Input data:
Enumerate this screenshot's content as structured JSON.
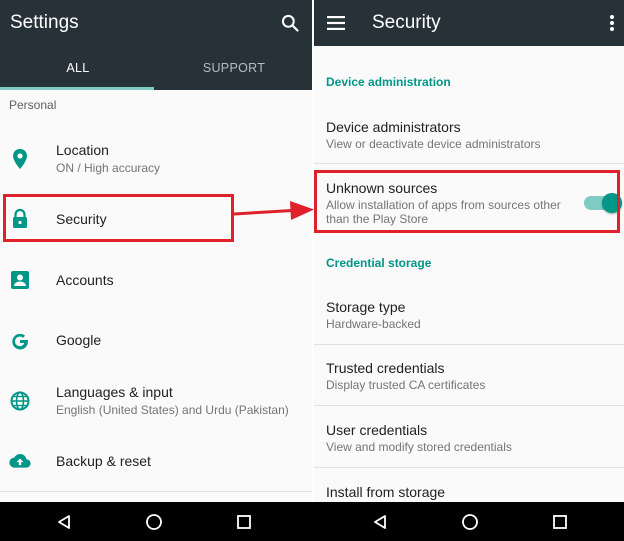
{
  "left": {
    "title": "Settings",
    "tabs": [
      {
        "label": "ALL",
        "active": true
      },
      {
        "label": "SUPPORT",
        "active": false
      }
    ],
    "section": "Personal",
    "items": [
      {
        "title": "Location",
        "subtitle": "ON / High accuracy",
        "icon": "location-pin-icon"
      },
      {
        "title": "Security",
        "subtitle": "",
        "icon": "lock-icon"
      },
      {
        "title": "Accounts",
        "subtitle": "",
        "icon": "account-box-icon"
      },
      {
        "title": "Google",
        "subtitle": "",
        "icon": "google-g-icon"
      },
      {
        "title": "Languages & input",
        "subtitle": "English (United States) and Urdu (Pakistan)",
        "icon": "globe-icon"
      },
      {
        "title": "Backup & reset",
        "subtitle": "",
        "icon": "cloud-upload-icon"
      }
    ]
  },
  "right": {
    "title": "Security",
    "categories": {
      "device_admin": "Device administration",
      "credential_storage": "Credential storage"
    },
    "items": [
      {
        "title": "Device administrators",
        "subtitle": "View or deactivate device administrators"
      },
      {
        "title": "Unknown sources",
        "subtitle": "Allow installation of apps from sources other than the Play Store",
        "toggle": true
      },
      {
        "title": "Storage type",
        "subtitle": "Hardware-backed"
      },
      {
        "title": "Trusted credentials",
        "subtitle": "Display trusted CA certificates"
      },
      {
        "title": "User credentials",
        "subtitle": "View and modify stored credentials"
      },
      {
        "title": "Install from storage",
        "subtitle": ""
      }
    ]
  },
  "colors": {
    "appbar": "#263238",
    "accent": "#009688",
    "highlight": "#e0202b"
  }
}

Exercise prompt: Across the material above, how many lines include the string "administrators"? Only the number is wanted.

Written reply: 2